Lazy afternoon sunlight trickles through the dining-room windows and shines steely blue off the stainless appliances. Champ sits there in the kitchen, twisting the head of Big Batman, a “Dark Knight Rises” action figure aimed at adult collectors and probably unsafe for a toddler. I stealth-unlock my iPhone and crawl up next to him for a low-angle photo. This is going to make a great Instagram.
You should know about Instagram by now. It’s the service all the cool kids are using to square-off, stylize and share their best cameraphone photos.
I taught a journalism class last fall and devoted a large chunk of lecture to Instagram’s role in documenting Superstorm Sandy. Friends of mine interrupted a recent dinner party to make everyone watch an Instagram-themed Nickelback parody. Seriously, it’s everywhere.
Instagram is a big deal to me as a stay-at-home dad. I believe that if I can make my adorbz baby photos look hip enough, my childless friends won’t get sick of them and block me on Facebook. I rely on those friends for updates on things like limited-release beer and new movies, but my head would rainbow sparkle puppy explode if I kept all Champy’s cuteness to myself.
This post is not a gushy love letter to Instagram. This is a cautionary tale with a horrible, violent ending. Never forget that while you’re fussing with your Instagram app, your toddler plays on unsupervised.
Back in the kitchen, pictures are garbage. The angle is all wrong. The backdrop of cabinets isn’t interesting. Champ looks too serious. None of this is Instagram-worthy.
He scoots away from me and stops in front of the oven door. Big Batman’s head is straight now, so Champ is raising and lowering his arms. I lay on the floor and slide in for a shot behind Batman’s head. This is it.
Sprawled out on my back, I open Instagram and get to work. I crop the photo and thumb through all the filters to find one that makes these blues pop. Low-Fi is too dark. Batman gets lost in Inkwell. Ooh, Brannan. Definitely Brannan.
Now I’m trying to add a tilt-shift effect. I know newbs overuse the radial blur, but I know what I’m doing as I place and size that fuzzy circle around Batman’s head. Perfect. A quick caption, and I’m ready to post. Uploading …
Bam! The dishwasher door comes down hard. The steel lip grazes my nasal bone and nails the left side of my face. I guess the Champ got tired of Big Batman and decided to play with something bigger.
I chuckle through the pain, flip my phone to front camera and take another picture for Instagram.
Attack of the Dad’s Instagram tips
- Shoot in your phone’s camera app and upload to Instagram later. Your camera app will start up faster, so you won’t miss valuable seconds of cuteness.

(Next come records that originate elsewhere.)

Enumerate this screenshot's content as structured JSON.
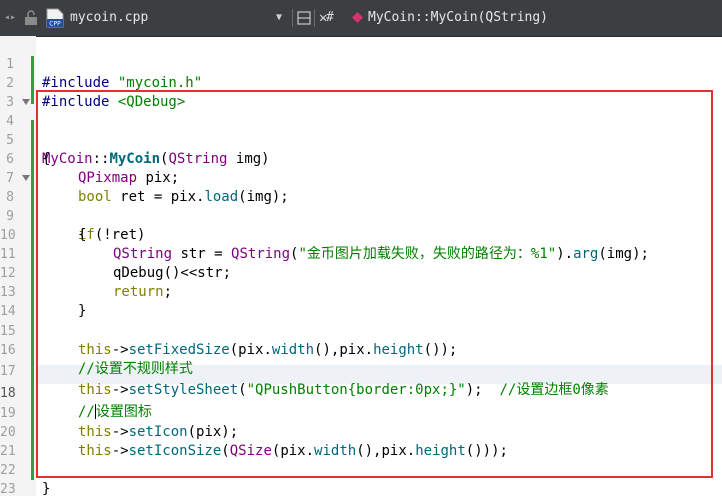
{
  "toolbar": {
    "file_name": "mycoin.cpp",
    "hash": "#",
    "symbol": "MyCoin::MyCoin(QString)",
    "file_icon_text": "CPP"
  },
  "code": {
    "lines": [
      {
        "n": "1"
      },
      {
        "n": "2"
      },
      {
        "n": "3"
      },
      {
        "n": "4"
      },
      {
        "n": "5"
      },
      {
        "n": "6"
      },
      {
        "n": "7"
      },
      {
        "n": "8"
      },
      {
        "n": "9"
      },
      {
        "n": "10"
      },
      {
        "n": "11"
      },
      {
        "n": "12"
      },
      {
        "n": "13"
      },
      {
        "n": "14"
      },
      {
        "n": "15"
      },
      {
        "n": "16"
      },
      {
        "n": "17"
      },
      {
        "n": "18"
      },
      {
        "n": "19"
      },
      {
        "n": "20"
      },
      {
        "n": "21"
      },
      {
        "n": "22"
      },
      {
        "n": "23"
      }
    ],
    "t": {
      "inc": "#include ",
      "h1": "\"mycoin.h\"",
      "h2": "<QDebug>",
      "cls": "MyCoin",
      "sep": "::",
      "ctor": "MyCoin",
      "p_open": "(",
      "qstring": "QString",
      "img_arg": " img)",
      "brace_open": "{",
      "brace_close": "}",
      "qpixmap": "QPixmap",
      "pix_decl": " pix;",
      "bool": "bool",
      "ret_assign": " ret = pix.",
      "load": "load",
      "load_args": "(img);",
      "if": "if",
      "if_cond": "(!ret)",
      "str_assign": " str = ",
      "qstring_ctor": "QString",
      "paren": "(",
      "msg": "\"金币图片加载失败，失败的路径为：%1\"",
      "close_dot": ").",
      "arg": "arg",
      "arg_args": "(img);",
      "qdebug": "qDebug",
      "qdebug_rest": "()<<str;",
      "return": "return",
      "semi": ";",
      "this": "this",
      "arrow": "->",
      "setfixed": "setFixedSize",
      "pix_dot": "(pix.",
      "width": "width",
      "comma_pix": "(),pix.",
      "height": "height",
      "end_call": "());",
      "c_irregular": "//设置不规则样式",
      "setstyle": "setStyleSheet",
      "style_str": "\"QPushButton{border:0px;}\"",
      "style_end": ");  ",
      "c_border": "//设置边框0像素",
      "c_icon_a": "//",
      "c_icon_b": "设置图标",
      "seticon": "setIcon",
      "seticon_args": "(pix);",
      "seticonsize": "setIconSize",
      "qsize": "QSize",
      "end_call2": "()));"
    }
  },
  "colors": {
    "accent_box": "#e03030",
    "change_bar": "#2ea043",
    "toolbar_bg": "#3c3f41"
  }
}
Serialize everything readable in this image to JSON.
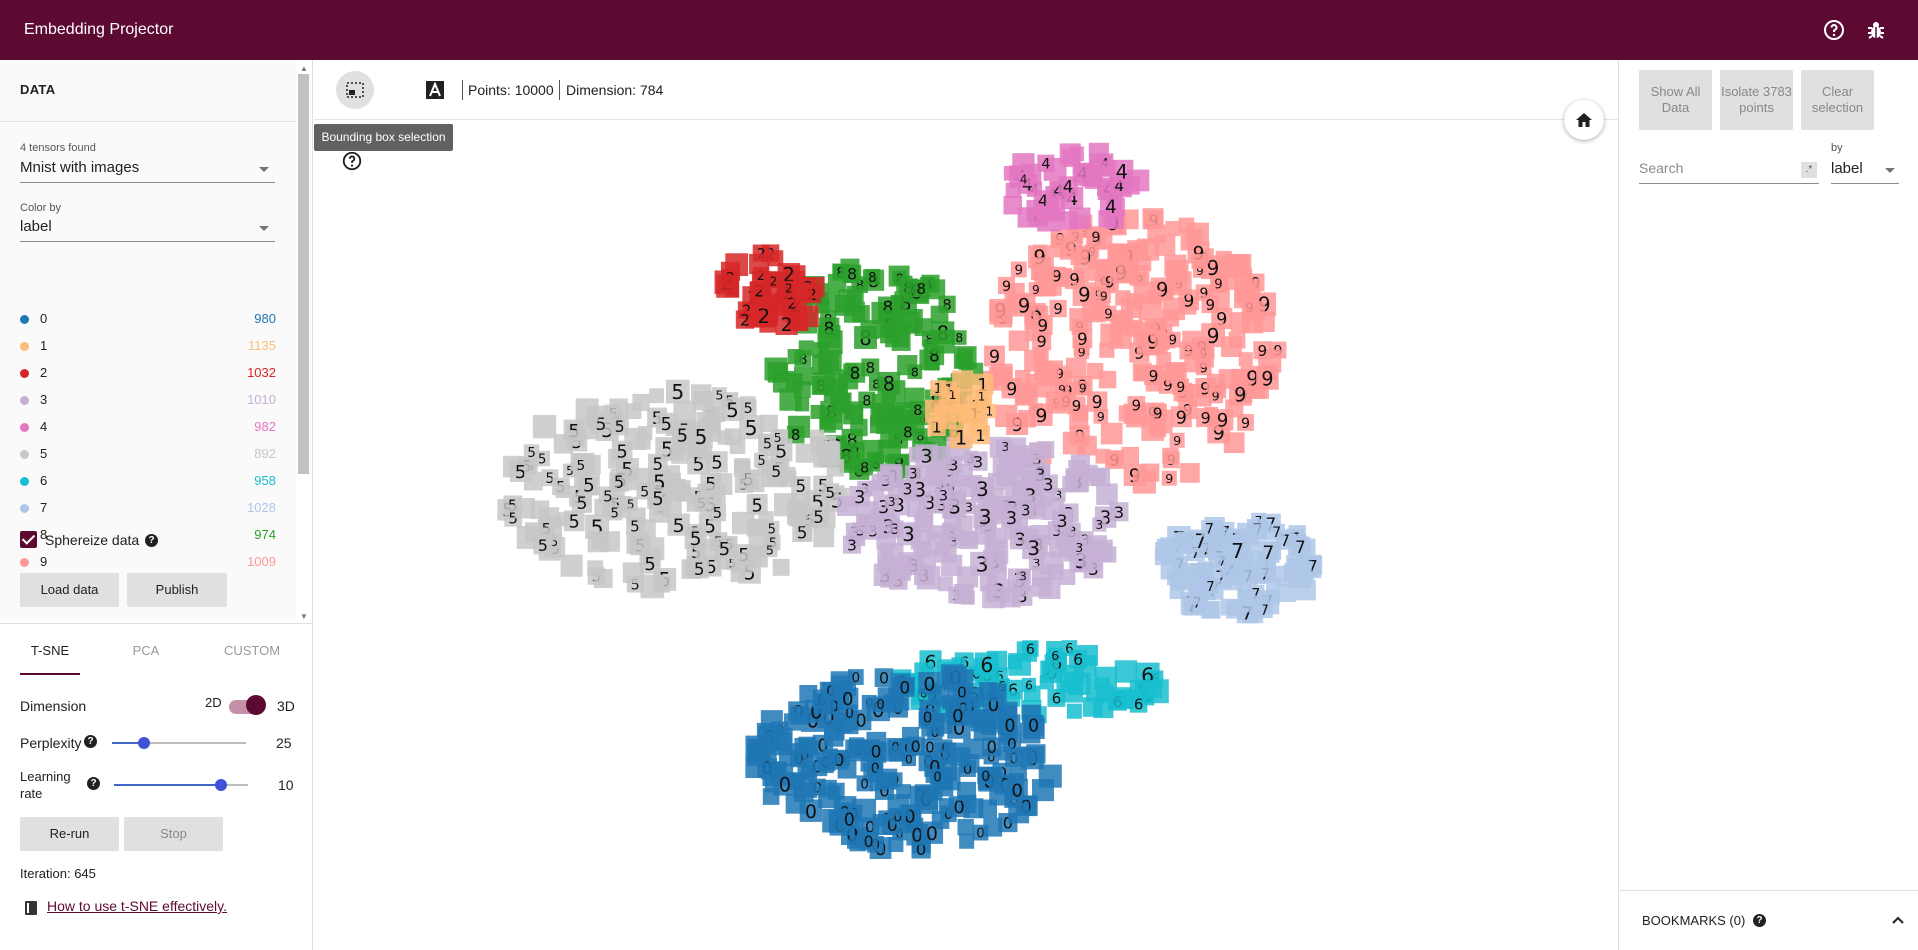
{
  "app": {
    "title": "Embedding Projector"
  },
  "topbar_icons": [
    "help-circle-icon",
    "bug-icon"
  ],
  "data_panel": {
    "section_title": "DATA",
    "tensors_found": "4 tensors found",
    "dataset": "Mnist with images",
    "color_by_label": "Color by",
    "color_by_value": "label",
    "legend": [
      {
        "label": "0",
        "count": "980",
        "color": "#1f77b4"
      },
      {
        "label": "1",
        "count": "1135",
        "color": "#ffbb78"
      },
      {
        "label": "2",
        "count": "1032",
        "color": "#d62728"
      },
      {
        "label": "3",
        "count": "1010",
        "color": "#c5b0d5"
      },
      {
        "label": "4",
        "count": "982",
        "color": "#e377c2"
      },
      {
        "label": "5",
        "count": "892",
        "color": "#c7c7c7"
      },
      {
        "label": "6",
        "count": "958",
        "color": "#17becf"
      },
      {
        "label": "7",
        "count": "1028",
        "color": "#aec7e8"
      },
      {
        "label": "8",
        "count": "974",
        "color": "#2ca02c"
      },
      {
        "label": "9",
        "count": "1009",
        "color": "#ff9896"
      }
    ],
    "sphereize_label": "Sphereize data",
    "load_button": "Load data",
    "publish_button": "Publish"
  },
  "projection": {
    "tabs": [
      "T-SNE",
      "PCA",
      "CUSTOM"
    ],
    "active_tab": "T-SNE",
    "dimension_label": "Dimension",
    "dim_2d": "2D",
    "dim_3d": "3D",
    "perplexity_label": "Perplexity",
    "perplexity_value": "25",
    "perplexity_fraction": 0.24,
    "learning_rate_label_1": "Learning",
    "learning_rate_label_2": "rate",
    "learning_rate_value": "10",
    "learning_rate_fraction": 0.8,
    "rerun_button": "Re-run",
    "stop_button": "Stop",
    "iteration": "Iteration: 645",
    "help_link": "How to use t-SNE effectively."
  },
  "toolbar": {
    "points": "Points: 10000",
    "dimension": "Dimension: 784",
    "tooltip": "Bounding box selection"
  },
  "inspector": {
    "show_all_1": "Show All",
    "show_all_2": "Data",
    "isolate_1": "Isolate 3783",
    "isolate_2": "points",
    "clear_1": "Clear",
    "clear_2": "selection",
    "search_placeholder": "Search",
    "regex_label": ".*",
    "by_label": "by",
    "by_value": "label",
    "bookmarks": "BOOKMARKS (0)"
  }
}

- Turn on your camera’s grid and use it to follow the rule of thirds when you’re composing a shot.
- Tap dark areas of the screen to adjust the camera’s white balance. This helps bring out detail in darker photos.
- On an iPhone 4 or higher, use HDR mode when you’re shooting a darkened subject against a bright background.
- Choose a filter that brings out the emotion of a picture without sacrificing important details.
- Always turn on the border when you’re using the Nashville or Kelvin filter. Seriously, why else would you use those filters?
- Learn how to use tilt-shift effects, but use them sparingly.
- Pay attention to your child and avoid blunt-force trauma while editing and uploading.
- When someone tells you to “Instagram dat joint,” do it!